Task prompt:
Compute how many lines in the entries below include the string "false". Only the number is wanted.
Extracted entries: Begin
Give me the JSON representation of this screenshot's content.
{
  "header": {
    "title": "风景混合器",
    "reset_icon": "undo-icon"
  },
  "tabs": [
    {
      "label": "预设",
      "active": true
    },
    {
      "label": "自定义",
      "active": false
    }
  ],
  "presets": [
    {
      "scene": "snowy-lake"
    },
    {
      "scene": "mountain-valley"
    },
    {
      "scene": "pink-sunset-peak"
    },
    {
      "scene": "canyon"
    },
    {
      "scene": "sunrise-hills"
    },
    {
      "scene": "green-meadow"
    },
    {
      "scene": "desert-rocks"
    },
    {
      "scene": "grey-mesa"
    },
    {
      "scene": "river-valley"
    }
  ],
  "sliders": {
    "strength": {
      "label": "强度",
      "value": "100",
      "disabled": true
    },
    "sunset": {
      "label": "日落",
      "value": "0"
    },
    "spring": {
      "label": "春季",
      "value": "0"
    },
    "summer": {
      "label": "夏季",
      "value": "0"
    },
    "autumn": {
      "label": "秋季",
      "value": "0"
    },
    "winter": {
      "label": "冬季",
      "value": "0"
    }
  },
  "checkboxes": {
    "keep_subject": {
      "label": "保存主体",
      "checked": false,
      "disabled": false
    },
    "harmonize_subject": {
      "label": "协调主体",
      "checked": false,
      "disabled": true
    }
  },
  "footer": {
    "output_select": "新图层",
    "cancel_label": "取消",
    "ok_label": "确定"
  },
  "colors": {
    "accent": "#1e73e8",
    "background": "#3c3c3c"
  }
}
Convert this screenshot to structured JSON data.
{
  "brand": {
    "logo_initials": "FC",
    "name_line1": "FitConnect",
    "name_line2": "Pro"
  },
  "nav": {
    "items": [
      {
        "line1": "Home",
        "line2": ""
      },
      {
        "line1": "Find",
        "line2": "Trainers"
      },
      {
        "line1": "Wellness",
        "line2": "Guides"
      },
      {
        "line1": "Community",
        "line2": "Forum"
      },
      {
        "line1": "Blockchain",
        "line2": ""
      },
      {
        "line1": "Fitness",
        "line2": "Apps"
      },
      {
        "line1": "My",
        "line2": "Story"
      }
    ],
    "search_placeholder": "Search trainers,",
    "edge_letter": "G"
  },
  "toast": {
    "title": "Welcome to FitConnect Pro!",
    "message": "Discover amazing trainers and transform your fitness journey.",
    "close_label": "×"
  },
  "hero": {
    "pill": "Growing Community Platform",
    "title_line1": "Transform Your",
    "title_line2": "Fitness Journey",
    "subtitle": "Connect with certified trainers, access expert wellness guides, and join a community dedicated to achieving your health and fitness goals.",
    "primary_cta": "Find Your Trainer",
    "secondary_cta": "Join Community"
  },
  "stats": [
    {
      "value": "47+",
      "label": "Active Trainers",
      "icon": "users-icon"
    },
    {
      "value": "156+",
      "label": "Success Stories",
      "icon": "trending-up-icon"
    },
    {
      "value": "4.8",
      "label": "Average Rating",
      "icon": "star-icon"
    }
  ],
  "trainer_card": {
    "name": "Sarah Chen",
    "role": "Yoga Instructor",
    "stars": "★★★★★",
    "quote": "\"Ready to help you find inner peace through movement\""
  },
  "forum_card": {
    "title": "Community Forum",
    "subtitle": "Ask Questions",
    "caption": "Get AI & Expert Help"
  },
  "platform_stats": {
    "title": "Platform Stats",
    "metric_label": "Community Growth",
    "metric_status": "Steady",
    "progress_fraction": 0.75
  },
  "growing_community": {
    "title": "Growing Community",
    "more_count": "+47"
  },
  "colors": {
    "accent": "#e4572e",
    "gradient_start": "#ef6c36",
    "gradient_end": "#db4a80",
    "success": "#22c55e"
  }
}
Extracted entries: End
Answer section:
4